The driver purchased the vehicle five days before, as per The Guardian.
According to the outlet, the man sought a refund; however, Tesla maintained they don’t have a return policy and redirected him to contact the sales and delivery team.
However, this is just the latest scandal for the automotive company, which has battled with the NHTSA over safety concerns in the past few years.
Last month, safety regulators pressured Tesla to recall all 363,000 US vehicles with its so-called ‘Full Self Driving’ driver assist software due to malfunctioning on highways and not always following the speed limit.
NHTSA states this is the most severe action against the electric vehicle manufacturer.
"The FSD Beta system may allow the vehicle to act unsafe around intersections, such as traveling straight through an intersection while in a turn-only lane, entering a stop sign-controlled intersection without coming to a complete stop, or proceeding into an intersection during a steady yellow traffic signal without due caution," the agency said, as per ABC News.
However, Musk was quick to defend the company.
Definitely. The word “recall” for an over-the-air software update is anachronistic and just flat wrong!— Elon Musk (@elonmusk) February 16, 2023
He wrote: “Definitely. The word ‘recall’ for an over-the-air software update is anachronistic and just flat wrong!"
It comes after the CEO issued a recall for over 300,000 vehicles in the US due to a ‘software glitch causing the taillights on some cars to illuminate improperly’ in November, as per Reuters.
Earlier that month, the company also recalled 29,348 Model X vehicles for faulty airbags.

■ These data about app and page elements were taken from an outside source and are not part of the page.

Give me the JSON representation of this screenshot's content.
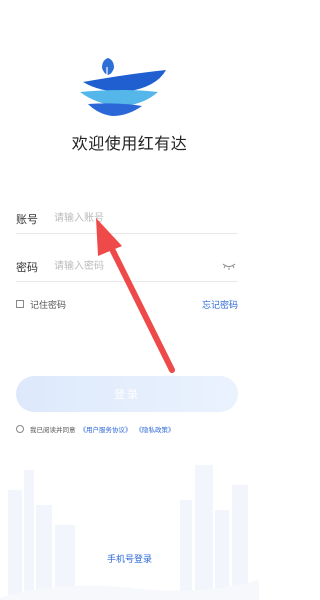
{
  "app": {
    "title": "欢迎使用红有达"
  },
  "form": {
    "account_label": "账号",
    "account_placeholder": "请输入账号",
    "password_label": "密码",
    "password_placeholder": "请输入密码",
    "remember_label": "记住密码",
    "forgot_label": "忘记密码"
  },
  "actions": {
    "login_label": "登录",
    "phone_login_label": "手机号登录"
  },
  "agreement": {
    "prefix": "我已阅读并同意",
    "user_agreement": "《用户服务协议》",
    "privacy_policy": "《隐私政策》"
  },
  "colors": {
    "accent": "#2c67d8",
    "annotation_arrow": "#ee4a4a"
  },
  "icons": [
    "logo-icon",
    "eye-closed-icon",
    "checkbox-icon",
    "radio-icon"
  ]
}
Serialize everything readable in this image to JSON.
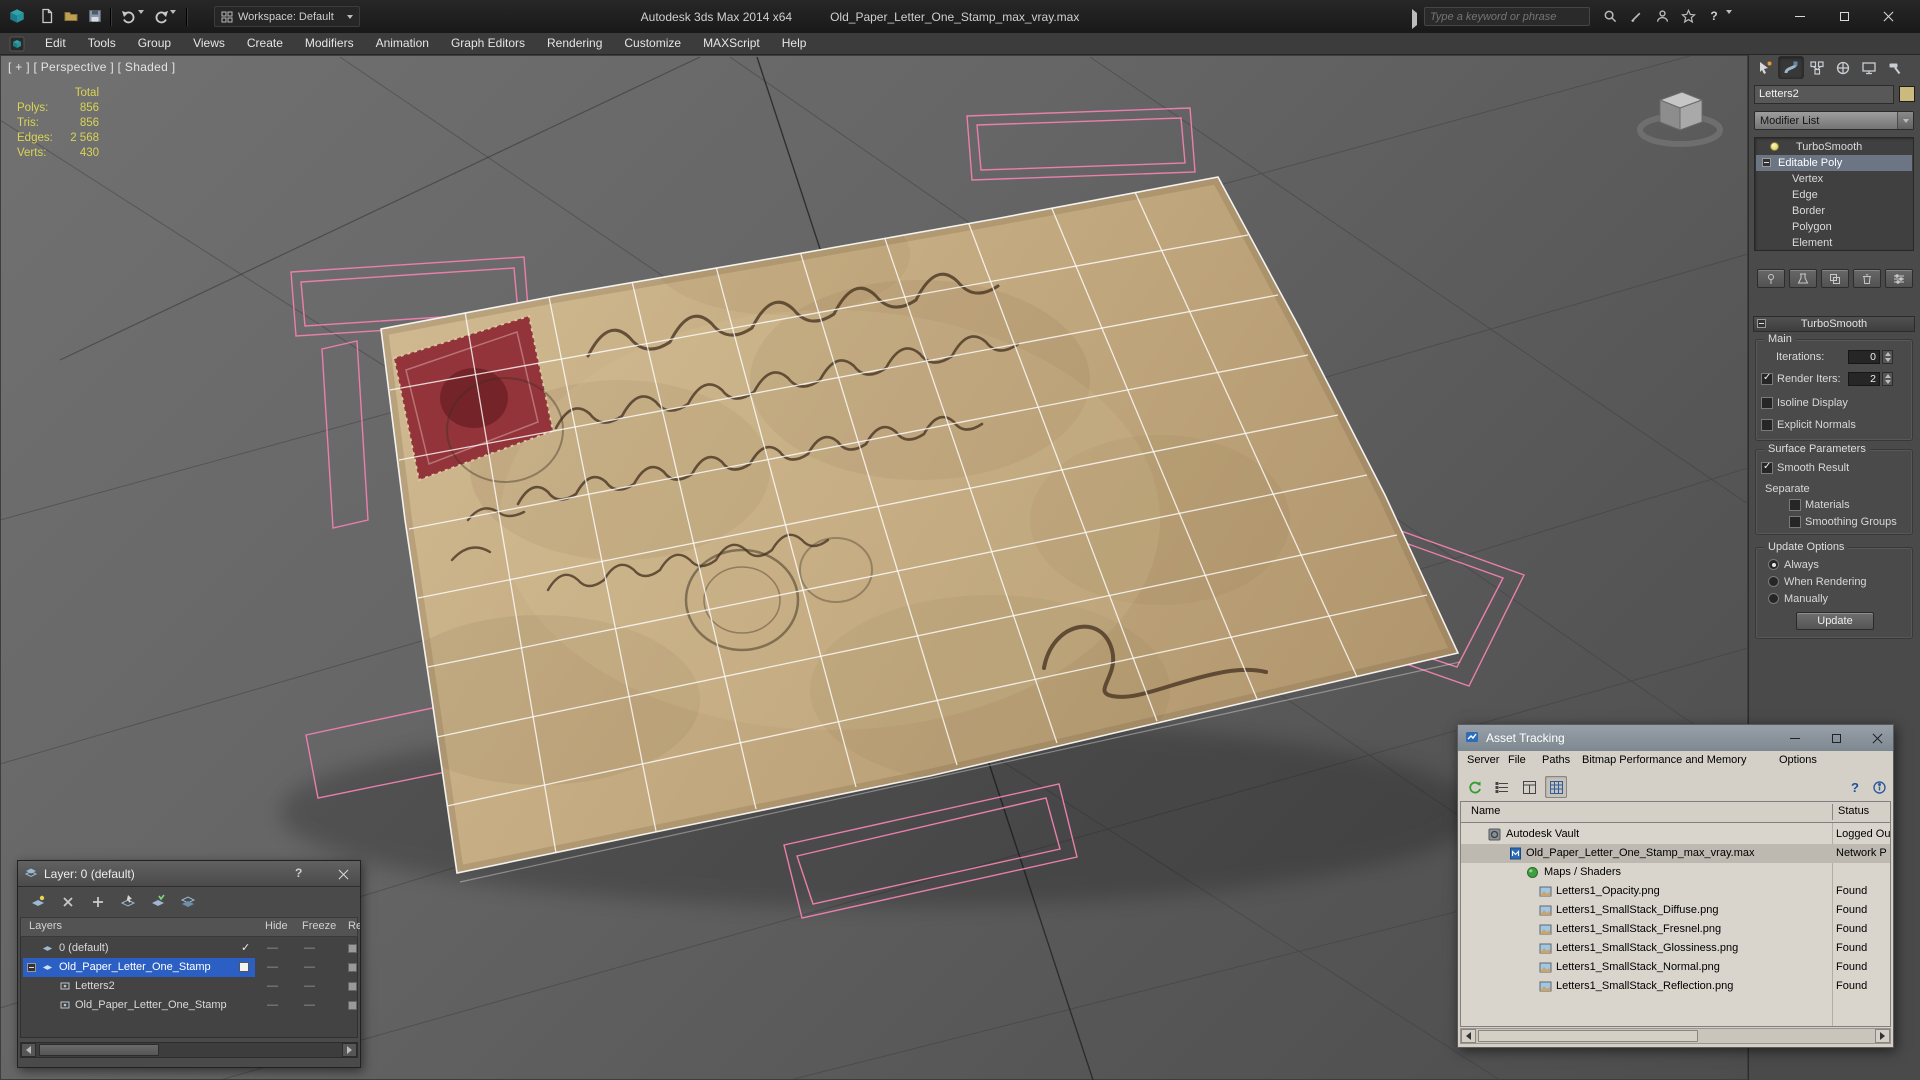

According to the recall notice, the company discovered the airbags caused ‘unintended configuration during certain low-speed collision events.’
Topics: Technology, News, Tesla, Elon Musk, Cars